**EXERCISE INSTRUCTIONS**
Report each line of the data that has "icon" somewhere in it.

Dataset rows describing interfaces:
=====

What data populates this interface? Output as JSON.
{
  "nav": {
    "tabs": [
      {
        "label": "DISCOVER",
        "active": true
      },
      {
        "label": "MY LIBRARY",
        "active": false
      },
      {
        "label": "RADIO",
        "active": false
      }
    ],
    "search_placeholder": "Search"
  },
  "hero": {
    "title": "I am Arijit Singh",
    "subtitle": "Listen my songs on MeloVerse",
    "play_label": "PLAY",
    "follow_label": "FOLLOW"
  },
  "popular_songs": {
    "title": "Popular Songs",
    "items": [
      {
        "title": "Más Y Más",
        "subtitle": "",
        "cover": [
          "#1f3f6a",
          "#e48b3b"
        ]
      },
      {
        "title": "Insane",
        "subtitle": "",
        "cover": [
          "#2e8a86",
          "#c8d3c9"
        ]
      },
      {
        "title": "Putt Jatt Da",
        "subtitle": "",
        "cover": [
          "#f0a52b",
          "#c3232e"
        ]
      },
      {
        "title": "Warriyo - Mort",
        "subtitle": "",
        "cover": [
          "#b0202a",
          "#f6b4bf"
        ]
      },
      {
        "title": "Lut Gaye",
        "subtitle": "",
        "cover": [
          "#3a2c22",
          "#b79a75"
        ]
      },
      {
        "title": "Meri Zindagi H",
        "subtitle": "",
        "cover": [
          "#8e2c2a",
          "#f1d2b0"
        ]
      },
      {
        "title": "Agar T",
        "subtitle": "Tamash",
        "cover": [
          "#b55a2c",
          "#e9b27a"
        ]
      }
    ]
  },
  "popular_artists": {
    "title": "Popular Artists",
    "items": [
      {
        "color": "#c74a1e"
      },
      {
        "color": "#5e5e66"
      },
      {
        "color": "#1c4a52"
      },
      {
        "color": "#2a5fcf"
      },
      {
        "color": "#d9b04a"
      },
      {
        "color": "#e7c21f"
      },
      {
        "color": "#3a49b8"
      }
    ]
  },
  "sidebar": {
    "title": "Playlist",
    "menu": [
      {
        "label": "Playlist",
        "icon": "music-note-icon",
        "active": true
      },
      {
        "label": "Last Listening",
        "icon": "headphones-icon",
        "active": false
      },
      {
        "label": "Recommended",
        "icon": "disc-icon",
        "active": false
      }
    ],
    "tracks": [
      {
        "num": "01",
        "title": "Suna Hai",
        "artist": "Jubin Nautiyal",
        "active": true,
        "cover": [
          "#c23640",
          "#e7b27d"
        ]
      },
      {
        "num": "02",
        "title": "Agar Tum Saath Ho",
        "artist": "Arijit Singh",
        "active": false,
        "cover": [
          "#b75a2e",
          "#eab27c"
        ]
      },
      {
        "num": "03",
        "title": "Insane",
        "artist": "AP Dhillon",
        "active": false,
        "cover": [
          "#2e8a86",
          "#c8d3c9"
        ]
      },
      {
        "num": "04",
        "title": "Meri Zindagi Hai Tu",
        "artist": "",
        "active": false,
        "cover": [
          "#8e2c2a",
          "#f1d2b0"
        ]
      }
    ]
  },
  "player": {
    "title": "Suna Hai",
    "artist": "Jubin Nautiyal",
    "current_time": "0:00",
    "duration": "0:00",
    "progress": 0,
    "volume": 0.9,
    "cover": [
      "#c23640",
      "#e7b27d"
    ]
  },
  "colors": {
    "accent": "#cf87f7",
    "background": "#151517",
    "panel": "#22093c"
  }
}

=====

**FINISHED TASK**
        "icon": "music-note-icon",
        "icon": "headphones-icon",
        "icon": "disc-icon",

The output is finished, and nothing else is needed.